Not that I know. Edits are just entries in a list. The time of the last entry is known (and can be found with a smart collection), but not every single entry separately. Just curious: why is it important to know the time you made a certain edit?
I would like to keep track of when I did which work. For my time sheet and for the calculation of the effort. Since the timestamp is available for import/export, I could imagine that it is stored internally in the LR database with every command and maybe it is just not displayed in the frontend...
Say you go back to a photo that you edited 5 years ago. You start making additional edits to it now because since 5 years ago your editing techniques has changed and new Lightroom features give you additional control that maybe you did not have before.
You get carried away with some changes and now you realize you want to compare with how it was before or maybe you don't like the new changes and want to revert back to how it was before. With a timestamp, it would be easy to see which are the recent edits and which are the old ones. Without a timestamp, you'd need to remember the first edit you made and find it in the history list.

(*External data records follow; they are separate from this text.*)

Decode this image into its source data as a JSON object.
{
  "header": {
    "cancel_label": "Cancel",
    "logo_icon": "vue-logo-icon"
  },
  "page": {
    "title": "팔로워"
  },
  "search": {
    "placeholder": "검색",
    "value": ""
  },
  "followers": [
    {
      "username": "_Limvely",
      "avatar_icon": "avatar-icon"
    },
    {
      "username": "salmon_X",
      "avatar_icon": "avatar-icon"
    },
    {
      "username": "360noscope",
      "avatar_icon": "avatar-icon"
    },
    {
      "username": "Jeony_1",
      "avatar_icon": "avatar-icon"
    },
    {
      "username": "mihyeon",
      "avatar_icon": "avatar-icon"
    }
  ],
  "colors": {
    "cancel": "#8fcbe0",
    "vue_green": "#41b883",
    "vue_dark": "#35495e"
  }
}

Yes, snapshots can be used to save the state of the picture before you start making edits, but that would imply that you remember to create the snapshot. I don't think you have to live with the fear that you forgot to take a snapshot, not when LR already stores the timestamp internally and could be made available easily as hover info.
If anything, the snapshot creation could be further enhanced or automated with a user option that allows the user to specify after which interval of time an automatic snapshot should be created before further edits are allowed. So if I have an edited photo that I haven't touched in 2 years and i attempt to make edits to it, I could be prompted to make a snapshot for it before the edits are applied. This mechanism already exists in LR when it comes to softproof copies. When you attempt to make an edit to an image in Softproof mode, you are prompted to first create a virtual copy if the image is not yet a virtual copy.
I am sure there are many other applications for which you would need to see the timestamp of an edit, but that's just one I came across just recently myself.